Ryan Raburn: .642 OPS, 187 games
Daniel Hudson: 4.14 ERA, 267 innings
J.P. Arencibia: .716 OPS, 231 games
Jose Tabata: .688 OPS, 194 games
Gordon Beckham: .651 OPS, 301 games
Alcides Escobar: .679 OPS, 313 games
Mitch Moreland: .756 OPS, 248 games
Chris Iannetta: .764 OPS, 191 games
If ever there was a refutation of the value of punditry…
Extent of despair: -0.6 WARP
Most Twin killing: Danny Valencia (-0.9)
Projection for 2013: 1.5 WARP

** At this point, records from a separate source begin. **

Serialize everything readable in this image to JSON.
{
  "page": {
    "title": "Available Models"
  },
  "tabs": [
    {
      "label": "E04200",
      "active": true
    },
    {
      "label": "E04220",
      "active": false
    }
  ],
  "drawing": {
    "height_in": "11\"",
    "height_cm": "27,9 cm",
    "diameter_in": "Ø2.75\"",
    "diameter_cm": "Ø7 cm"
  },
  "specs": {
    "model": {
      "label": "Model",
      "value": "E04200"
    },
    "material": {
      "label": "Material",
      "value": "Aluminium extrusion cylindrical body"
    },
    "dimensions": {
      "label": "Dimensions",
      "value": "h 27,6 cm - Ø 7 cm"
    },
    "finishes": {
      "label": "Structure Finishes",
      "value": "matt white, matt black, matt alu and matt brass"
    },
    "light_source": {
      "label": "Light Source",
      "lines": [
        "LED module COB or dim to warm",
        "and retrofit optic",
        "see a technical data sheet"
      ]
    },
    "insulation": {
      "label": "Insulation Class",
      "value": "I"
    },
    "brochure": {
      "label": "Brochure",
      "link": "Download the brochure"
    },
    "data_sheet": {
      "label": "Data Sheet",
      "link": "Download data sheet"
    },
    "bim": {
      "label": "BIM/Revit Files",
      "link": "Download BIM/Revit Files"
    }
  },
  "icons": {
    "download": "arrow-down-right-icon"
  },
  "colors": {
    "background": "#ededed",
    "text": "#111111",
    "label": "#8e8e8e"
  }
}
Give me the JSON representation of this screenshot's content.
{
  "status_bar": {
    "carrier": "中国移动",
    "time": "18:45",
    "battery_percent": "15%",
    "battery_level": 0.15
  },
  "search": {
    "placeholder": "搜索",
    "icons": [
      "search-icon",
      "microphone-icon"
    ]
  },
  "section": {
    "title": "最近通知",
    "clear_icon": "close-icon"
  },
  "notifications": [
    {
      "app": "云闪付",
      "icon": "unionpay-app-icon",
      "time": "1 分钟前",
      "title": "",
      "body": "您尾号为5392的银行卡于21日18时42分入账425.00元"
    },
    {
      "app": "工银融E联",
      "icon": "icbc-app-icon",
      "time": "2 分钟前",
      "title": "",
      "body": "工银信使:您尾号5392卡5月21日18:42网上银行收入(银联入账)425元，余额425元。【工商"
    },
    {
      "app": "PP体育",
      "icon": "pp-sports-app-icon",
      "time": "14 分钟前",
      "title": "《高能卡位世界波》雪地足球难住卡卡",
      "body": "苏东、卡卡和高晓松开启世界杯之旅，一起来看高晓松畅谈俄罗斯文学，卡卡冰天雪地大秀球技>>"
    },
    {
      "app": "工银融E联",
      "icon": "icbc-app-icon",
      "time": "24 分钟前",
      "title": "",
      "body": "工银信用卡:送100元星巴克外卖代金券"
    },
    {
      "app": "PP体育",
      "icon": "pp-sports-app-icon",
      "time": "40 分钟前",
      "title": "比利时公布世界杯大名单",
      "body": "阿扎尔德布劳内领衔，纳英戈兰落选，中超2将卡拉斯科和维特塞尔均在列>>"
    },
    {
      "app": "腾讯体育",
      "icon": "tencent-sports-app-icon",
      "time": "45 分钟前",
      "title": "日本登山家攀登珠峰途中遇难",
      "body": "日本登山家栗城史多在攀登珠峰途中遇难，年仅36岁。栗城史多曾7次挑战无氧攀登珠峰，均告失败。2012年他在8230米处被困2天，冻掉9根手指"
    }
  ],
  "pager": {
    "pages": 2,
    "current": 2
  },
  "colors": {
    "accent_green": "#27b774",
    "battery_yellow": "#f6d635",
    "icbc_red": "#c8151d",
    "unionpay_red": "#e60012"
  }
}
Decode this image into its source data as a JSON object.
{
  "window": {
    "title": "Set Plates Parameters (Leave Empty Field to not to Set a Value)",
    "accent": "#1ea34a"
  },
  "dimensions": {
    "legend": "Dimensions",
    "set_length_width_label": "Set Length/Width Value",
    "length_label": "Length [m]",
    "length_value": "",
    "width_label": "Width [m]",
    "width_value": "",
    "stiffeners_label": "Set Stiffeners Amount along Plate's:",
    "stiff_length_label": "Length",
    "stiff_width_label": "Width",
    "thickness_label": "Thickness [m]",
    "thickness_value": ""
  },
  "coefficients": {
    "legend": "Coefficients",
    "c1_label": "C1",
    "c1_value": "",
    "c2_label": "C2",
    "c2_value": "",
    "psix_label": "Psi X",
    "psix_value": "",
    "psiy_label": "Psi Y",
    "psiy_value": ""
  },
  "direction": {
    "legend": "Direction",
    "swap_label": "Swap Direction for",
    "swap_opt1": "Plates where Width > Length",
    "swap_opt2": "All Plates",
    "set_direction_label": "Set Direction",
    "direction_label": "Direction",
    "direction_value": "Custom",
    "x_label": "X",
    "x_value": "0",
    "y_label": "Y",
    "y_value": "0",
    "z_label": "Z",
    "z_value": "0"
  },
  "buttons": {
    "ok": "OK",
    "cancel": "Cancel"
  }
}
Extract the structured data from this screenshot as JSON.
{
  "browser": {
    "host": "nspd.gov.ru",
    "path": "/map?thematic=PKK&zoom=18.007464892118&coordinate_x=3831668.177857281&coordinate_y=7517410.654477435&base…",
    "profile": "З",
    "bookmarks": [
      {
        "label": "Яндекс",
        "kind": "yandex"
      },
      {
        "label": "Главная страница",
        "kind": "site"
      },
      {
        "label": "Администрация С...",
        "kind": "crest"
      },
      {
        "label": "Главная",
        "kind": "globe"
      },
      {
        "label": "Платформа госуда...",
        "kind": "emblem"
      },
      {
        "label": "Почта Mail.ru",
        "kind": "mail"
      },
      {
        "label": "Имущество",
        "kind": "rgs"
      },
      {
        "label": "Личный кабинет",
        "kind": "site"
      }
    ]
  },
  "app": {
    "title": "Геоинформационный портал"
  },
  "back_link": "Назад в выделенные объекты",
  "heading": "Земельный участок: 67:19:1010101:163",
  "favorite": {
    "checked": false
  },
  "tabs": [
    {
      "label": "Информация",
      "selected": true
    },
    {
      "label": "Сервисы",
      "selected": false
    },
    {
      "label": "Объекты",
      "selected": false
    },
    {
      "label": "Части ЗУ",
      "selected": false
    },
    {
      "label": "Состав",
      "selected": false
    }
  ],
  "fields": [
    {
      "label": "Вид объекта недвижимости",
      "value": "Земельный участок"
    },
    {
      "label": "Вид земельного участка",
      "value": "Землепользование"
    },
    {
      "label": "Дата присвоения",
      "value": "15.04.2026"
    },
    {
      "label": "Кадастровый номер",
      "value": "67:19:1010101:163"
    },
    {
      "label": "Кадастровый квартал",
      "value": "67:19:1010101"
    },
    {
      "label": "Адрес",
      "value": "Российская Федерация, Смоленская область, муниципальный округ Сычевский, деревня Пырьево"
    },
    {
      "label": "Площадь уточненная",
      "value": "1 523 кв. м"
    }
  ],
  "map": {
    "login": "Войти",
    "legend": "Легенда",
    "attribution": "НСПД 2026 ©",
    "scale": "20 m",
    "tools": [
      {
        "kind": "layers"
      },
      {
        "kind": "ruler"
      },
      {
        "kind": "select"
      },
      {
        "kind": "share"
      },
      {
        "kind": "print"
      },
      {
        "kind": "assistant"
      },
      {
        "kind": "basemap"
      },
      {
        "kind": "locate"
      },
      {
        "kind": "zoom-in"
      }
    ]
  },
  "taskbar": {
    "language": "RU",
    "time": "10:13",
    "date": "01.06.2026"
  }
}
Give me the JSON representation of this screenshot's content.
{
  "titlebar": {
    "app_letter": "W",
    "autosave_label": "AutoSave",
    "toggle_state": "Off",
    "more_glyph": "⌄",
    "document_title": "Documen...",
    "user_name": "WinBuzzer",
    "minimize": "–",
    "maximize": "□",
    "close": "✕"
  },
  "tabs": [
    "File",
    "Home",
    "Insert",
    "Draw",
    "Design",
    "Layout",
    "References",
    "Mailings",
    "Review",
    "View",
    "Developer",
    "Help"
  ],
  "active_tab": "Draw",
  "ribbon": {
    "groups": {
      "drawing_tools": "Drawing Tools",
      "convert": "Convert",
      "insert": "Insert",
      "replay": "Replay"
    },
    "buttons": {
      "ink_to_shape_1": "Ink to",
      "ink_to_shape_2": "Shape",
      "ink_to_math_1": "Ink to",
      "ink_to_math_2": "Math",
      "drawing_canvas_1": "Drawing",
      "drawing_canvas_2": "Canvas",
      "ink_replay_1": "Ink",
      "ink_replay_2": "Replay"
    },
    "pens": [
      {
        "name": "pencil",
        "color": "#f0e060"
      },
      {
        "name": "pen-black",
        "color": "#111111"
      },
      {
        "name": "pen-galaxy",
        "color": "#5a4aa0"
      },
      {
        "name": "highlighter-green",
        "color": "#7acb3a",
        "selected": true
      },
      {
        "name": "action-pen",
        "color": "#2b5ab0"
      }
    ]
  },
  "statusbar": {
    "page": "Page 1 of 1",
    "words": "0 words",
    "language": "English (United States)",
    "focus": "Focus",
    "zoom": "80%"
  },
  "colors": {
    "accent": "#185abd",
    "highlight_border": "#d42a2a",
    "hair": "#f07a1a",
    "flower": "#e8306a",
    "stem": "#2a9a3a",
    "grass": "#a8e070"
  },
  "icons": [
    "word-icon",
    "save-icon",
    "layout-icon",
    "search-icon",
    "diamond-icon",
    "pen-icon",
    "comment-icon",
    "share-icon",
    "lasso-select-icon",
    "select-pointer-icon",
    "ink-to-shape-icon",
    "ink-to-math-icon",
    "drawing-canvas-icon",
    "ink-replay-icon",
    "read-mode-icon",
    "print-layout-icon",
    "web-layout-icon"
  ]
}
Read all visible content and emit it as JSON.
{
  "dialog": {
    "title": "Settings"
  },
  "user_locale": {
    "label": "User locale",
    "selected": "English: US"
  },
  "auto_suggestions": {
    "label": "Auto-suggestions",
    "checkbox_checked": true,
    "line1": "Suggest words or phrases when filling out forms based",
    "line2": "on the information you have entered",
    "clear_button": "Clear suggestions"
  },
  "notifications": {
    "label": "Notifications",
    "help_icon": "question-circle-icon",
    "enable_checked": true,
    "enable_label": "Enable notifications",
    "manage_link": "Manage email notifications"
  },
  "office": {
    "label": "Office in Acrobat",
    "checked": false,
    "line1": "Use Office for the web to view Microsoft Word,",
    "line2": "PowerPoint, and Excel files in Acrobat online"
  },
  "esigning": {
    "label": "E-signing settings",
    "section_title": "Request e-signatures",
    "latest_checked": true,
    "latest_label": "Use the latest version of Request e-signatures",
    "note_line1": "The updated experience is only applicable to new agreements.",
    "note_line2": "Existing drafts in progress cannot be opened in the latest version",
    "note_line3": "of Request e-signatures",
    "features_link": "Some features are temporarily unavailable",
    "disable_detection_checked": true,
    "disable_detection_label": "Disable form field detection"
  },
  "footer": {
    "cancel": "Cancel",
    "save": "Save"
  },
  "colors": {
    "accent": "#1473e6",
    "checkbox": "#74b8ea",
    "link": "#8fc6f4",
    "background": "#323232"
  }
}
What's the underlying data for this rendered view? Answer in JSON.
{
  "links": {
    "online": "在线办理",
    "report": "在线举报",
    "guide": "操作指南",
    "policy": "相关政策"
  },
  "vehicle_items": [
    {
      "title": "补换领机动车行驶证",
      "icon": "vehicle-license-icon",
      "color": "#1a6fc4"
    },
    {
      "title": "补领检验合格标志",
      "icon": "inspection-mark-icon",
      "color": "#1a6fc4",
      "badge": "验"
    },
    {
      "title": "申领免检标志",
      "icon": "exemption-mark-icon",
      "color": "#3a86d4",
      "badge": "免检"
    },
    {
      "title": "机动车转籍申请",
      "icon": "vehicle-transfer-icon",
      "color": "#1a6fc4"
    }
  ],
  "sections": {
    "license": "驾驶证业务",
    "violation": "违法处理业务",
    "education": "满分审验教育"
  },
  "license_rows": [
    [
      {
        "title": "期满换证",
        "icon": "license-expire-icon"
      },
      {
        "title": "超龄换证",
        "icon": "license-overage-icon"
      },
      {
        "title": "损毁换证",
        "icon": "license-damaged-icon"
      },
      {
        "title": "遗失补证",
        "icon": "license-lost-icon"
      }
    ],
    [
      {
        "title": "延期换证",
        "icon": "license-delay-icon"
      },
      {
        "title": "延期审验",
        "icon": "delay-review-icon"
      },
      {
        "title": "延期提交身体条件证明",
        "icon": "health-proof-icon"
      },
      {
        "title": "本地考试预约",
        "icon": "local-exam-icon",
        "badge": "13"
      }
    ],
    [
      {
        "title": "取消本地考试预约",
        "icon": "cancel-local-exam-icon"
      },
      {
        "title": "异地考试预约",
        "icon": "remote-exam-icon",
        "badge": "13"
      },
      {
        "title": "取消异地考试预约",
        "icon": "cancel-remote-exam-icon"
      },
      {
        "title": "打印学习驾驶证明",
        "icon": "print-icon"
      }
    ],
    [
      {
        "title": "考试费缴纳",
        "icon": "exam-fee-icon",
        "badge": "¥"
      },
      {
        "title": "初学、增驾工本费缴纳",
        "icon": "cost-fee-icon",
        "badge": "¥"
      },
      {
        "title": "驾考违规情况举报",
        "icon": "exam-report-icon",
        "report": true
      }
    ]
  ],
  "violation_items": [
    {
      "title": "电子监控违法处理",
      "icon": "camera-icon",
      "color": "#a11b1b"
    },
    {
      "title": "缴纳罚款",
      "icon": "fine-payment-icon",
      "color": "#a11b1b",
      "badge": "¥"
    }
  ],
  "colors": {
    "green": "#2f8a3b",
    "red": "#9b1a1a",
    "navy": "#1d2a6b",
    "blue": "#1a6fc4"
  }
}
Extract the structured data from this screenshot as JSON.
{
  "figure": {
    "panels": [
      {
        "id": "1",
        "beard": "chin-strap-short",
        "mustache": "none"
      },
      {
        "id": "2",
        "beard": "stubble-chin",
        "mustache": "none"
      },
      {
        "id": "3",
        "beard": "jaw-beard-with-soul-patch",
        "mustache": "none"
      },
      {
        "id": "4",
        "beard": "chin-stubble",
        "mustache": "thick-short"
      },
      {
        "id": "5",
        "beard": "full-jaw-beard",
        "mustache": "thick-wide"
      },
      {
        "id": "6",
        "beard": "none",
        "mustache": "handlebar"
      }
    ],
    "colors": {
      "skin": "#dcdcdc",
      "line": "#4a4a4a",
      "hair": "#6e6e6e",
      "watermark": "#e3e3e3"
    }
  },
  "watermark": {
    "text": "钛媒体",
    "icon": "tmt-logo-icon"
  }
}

Most of that upgrade comes from Trevor Plouffe, who hit 24 home runs last year. Here’s Trevor Plouffe’s minor-league career, through 2011, by OPS at each stop in chronological order. Take your time to go slowly down the list, admiring the comforting consistency of the numbers, until:
"The man smiles and put out his hand. Trevor put his into it and felt the warm grip. 'I'm George Baruth,' said the man. 'You're Trevor Plouffe the third, aren't you?'"
Brent Morel, September 2011 (100 PA): Eight homers, 15 walks, .224/.340/.553
Brent Morel, otherwise (539 PA): Five homers, 18 walks, .231/.259/.302
"The man smiles and put out his hand. Brenton put his into it and felt the warm grip. 'I'm George Baruth,' said the man. 'You're Brenton Morel the third, aren't you?'"
Extent of despair: 0.9
Culpable party: Andruw Jones (-0.1)
Projection for 2013: 2.7 WARP
The highest low in the American League, a figure so unembarrassing that there’s barely even a sub-replacement player within the subset (Jones is joined by Jayson Nix at -0.1). Great job, Yankees. We're all so proud of you guys! Keep it up.
National League coming on Friday.
Thank you for reading
This is a free article. If you enjoyed it, consider subscribing to Baseball Prospectus. Subscriptions support ongoing public baseball research and analysis in an increasingly proprietary environment.Subscribe now